Dogs howl for a variety of reasons, and this behavior is deeply rooted in their evolutionary history and communication instincts. While it might seem mysterious or even eerie at times, there are several common explanations for why dogs howl.
- Social Bonds: Howling is a way for dogs to communicate with other dogs and even with humans. It can serve as a form of social bonding, allowing dogs to express their presence and establish connections with members of their pack.
- Location: Howling can help dogs locate each other, especially in large, open spaces or in the wild. By howling, they can relay their whereabouts to their pack or family members.
2. Expressing Emotions:
- Loneliness: One of the most common reasons dogs howl is to express loneliness. If a dog is left alone or separated from their family or pack, they may howl as a way to cope with their solitude and seek companionship.
- Anxiety or Stress: Dogs may howl when they are anxious, stressed, or feeling uncertain about their surroundings. It can be a sign of distress and discomfort.
3. Responding to External Stimuli:
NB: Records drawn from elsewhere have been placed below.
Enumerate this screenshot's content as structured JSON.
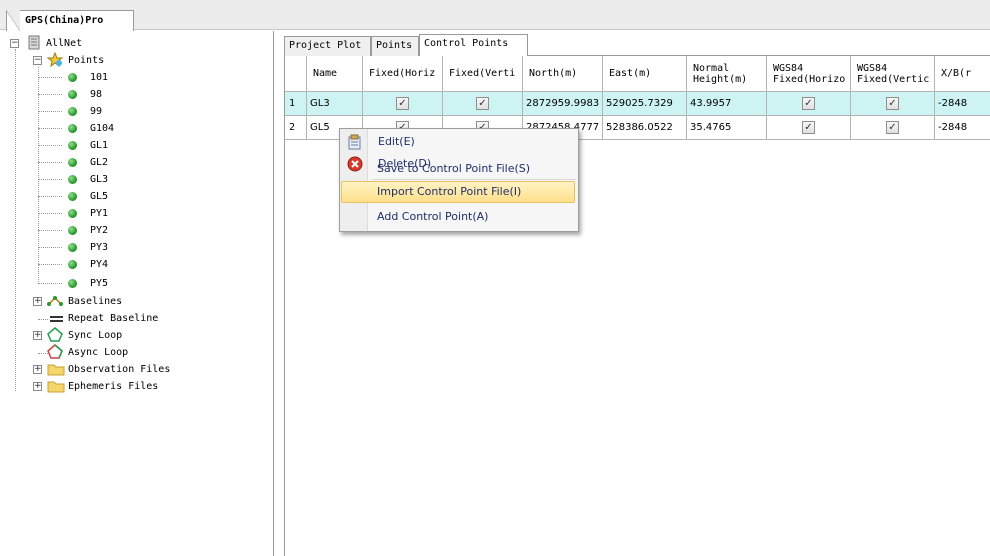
{
  "document_tab": {
    "label": "GPS(China)Pro"
  },
  "tree": {
    "root": "AllNet",
    "points_label": "Points",
    "points": [
      "101",
      "98",
      "99",
      "G104",
      "GL1",
      "GL2",
      "GL3",
      "GL5",
      "PY1",
      "PY2",
      "PY3",
      "PY4",
      "PY5"
    ],
    "baselines": "Baselines",
    "repeat_baseline": "Repeat Baseline",
    "sync_loop": "Sync Loop",
    "async_loop": "Async Loop",
    "observation_files": "Observation Files",
    "ephemeris_files": "Ephemeris Files"
  },
  "pane_tabs": [
    "Project Plot",
    "Points",
    "Control Points"
  ],
  "active_tab": "Control Points",
  "grid": {
    "columns": [
      {
        "line1": "Name",
        "line2": ""
      },
      {
        "line1": "Fixed(Horiz",
        "line2": ""
      },
      {
        "line1": "Fixed(Verti",
        "line2": ""
      },
      {
        "line1": "North(m)",
        "line2": ""
      },
      {
        "line1": "East(m)",
        "line2": ""
      },
      {
        "line1": "Normal",
        "line2": "Height(m)"
      },
      {
        "line1": "WGS84",
        "line2": "Fixed(Horizo"
      },
      {
        "line1": "WGS84",
        "line2": "Fixed(Vertic"
      },
      {
        "line1": "X/B(r",
        "line2": ""
      }
    ],
    "rows": [
      {
        "num": "1",
        "name": "GL3",
        "north": "2872959.9983",
        "east": "529025.7329",
        "height": "43.9957",
        "x": "-2848",
        "fixed_h": true,
        "fixed_v": true,
        "wgs_h": true,
        "wgs_v": true,
        "selected": true
      },
      {
        "num": "2",
        "name": "GL5",
        "north": "2872458.4777",
        "east": "528386.0522",
        "height": "35.4765",
        "x": "-2848",
        "fixed_h": true,
        "fixed_v": true,
        "wgs_h": true,
        "wgs_v": true,
        "selected": false
      }
    ]
  },
  "context_menu": {
    "edit": "Edit(E)",
    "delete": "Delete(D)",
    "save": "Save to Control Point File(S)",
    "import": "Import Control Point File(I)",
    "add": "Add Control Point(A)"
  },
  "colors": {
    "selection": "#cdf3f3",
    "menu_hover": "#ffe08a",
    "menu_text": "#1f2f6a"
  }
}
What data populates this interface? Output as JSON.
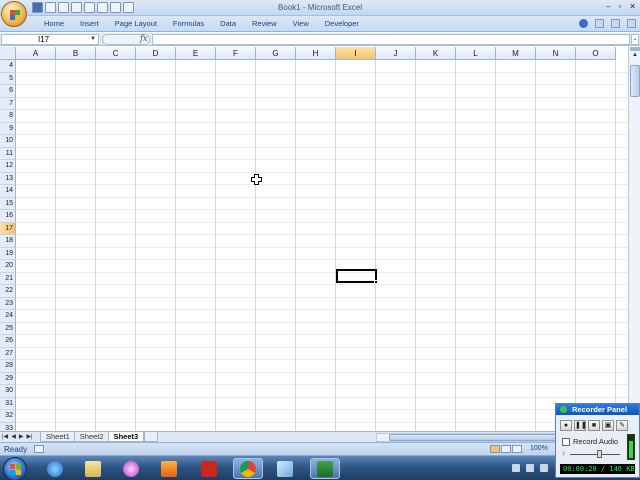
{
  "app": {
    "title": "Book1 - Microsoft Excel",
    "window_controls": [
      "–",
      "▫",
      "✕"
    ]
  },
  "ribbon": {
    "tabs": [
      "Home",
      "Insert",
      "Page Layout",
      "Formulas",
      "Data",
      "Review",
      "View",
      "Developer"
    ]
  },
  "formula_bar": {
    "name_box": "I17",
    "fx": "fx",
    "value": ""
  },
  "grid": {
    "columns": [
      "A",
      "B",
      "C",
      "D",
      "E",
      "F",
      "G",
      "H",
      "I",
      "J",
      "K",
      "L",
      "M",
      "N",
      "O"
    ],
    "rows": [
      "4",
      "5",
      "6",
      "7",
      "8",
      "9",
      "10",
      "11",
      "12",
      "13",
      "14",
      "15",
      "16",
      "17",
      "18",
      "19",
      "20",
      "21",
      "22",
      "23",
      "24",
      "25",
      "26",
      "27",
      "28",
      "29",
      "30",
      "31",
      "32",
      "33"
    ],
    "selected_column": "I",
    "selected_row": "17"
  },
  "sheets": {
    "tabs": [
      "Sheet1",
      "Sheet2",
      "Sheet3"
    ],
    "active": "Sheet3"
  },
  "status": {
    "text": "Ready",
    "zoom": "100%"
  },
  "taskbar": {
    "apps": [
      "internet-explorer",
      "file-explorer",
      "media-center",
      "media-player",
      "cf-app",
      "chrome",
      "notepad-app",
      "excel"
    ]
  },
  "recorder": {
    "title": "Recorder Panel",
    "record_audio_label": "Record Audio",
    "record_audio_checked": false,
    "volume_level": 0.6,
    "status": "00:00:20 / 146 KB"
  },
  "colors": {
    "accent": "#15428b",
    "selection_header": "#f5c26b",
    "taskbar": "#2f5583",
    "recorder_title": "#0f55b6",
    "recorder_status_text": "#38e838"
  }
}
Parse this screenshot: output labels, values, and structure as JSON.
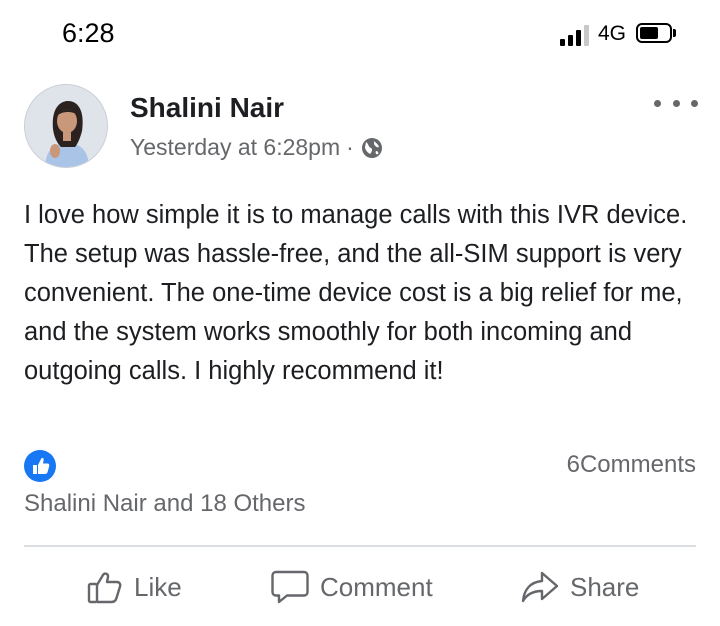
{
  "status_bar": {
    "time": "6:28",
    "network": "4G",
    "signal_bars": 3,
    "signal_total": 4,
    "battery_level": 0.6
  },
  "post": {
    "author": "Shalini Nair",
    "timestamp": "Yesterday at 6:28pm",
    "separator": "·",
    "privacy_icon": "globe-icon",
    "body": "I love how simple it is to manage calls with this IVR device. The setup was hassle-free, and the all-SIM support is very convenient. The one-time device cost is a big relief for me, and the system works smoothly for both incoming and outgoing calls. I highly recommend it!",
    "reaction_icon": "like-reaction-icon",
    "reactions_text": "Shalini Nair and 18 Others",
    "comments_text": "6Comments"
  },
  "actions": {
    "like_label": "Like",
    "comment_label": "Comment",
    "share_label": "Share"
  },
  "colors": {
    "accent": "#1877f2",
    "secondary_text": "#65676b",
    "primary_text": "#1c1e21",
    "divider": "#dadde1"
  }
}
- Sirens and Alarms: The sound of sirens, alarms, or other loud, high-pitched noises can trigger a dog’s howling instinct. This is often an involuntary response to the loud, piercing sound.
- Other Dogs: Hearing other dogs howling can prompt a dog to join in. This is especially common in neighborhoods or areas with multiple dogs. It’s a form of communication and an attempt to connect with or respond to neighboring dogs.
4. Territory and Warning:
- Protecting Territory: Dogs are known to howl as a way of marking their territory and warding off potential intruders. It’s a territorial response, warning other animals that they are entering a claimed space.
5. Heritage and Ancestry:
- Wolf Ancestry: Dogs share a common ancestor with wolves, and howling is a behavior that has been passed down through generations. In the wild, wolves howl to communicate with their pack members and coordinate activities like hunting.
6. Medical or Pain-Related Issues:
- Illness or Pain: Howling can be a sign of illness or discomfort in a dog. If a dog suddenly starts howling excessively and it’s out of character, it’s essential to consider potential medical issues and consult a veterinarian.
- Boredom or Attention: Dogs may howl to get their owner’s attention. If they are bored or want interaction, they might resort to howling as a way to prompt a response from their human companions.
8. Breeds and Individual Variations:
- Breed Characteristics: Some dog breeds are more prone to howling due to their genetic predisposition. Breeds like Huskies, Malamutes, and Beagles, for example, have a history of vocal communication and may howl more often than other breeds.
9. Changes in Routine:
- Environmental Changes: Dogs are creatures of habit, and significant changes in their environment or routine can lead to howling. For example, moving to a new home, the arrival of a new pet, or changes in the family structure can be unsettling for dogs and may trigger howling.
10. Reproduction and Mating:
- Mating Calls: Unspayed female dogs in heat and unneutered male dogs may howl to communicate their readiness to mate. This is a natural part of their reproductive behavior.
It’s important to note that excessive howling or howling accompanied by other unusual behaviors could be indicative of underlying issues, including anxiety, medical conditions, or stress. If your dog’s howling becomes a concern or if it’s a sudden change in behavior, it’s advisable to consult with a veterinarian or a professional dog trainer to address any underlying problems or to modify the behavior.
In summary, dogs howl as a means of communication, whether to express emotions, seek companionship, mark territory, or respond to external stimuli. Their howling behavior is rooted in their ancestral ties to wolves and their social, emotional, and environmental needs. Understanding the reasons behind your dog’s howling can help you better respond to their needs and ensure their well-being.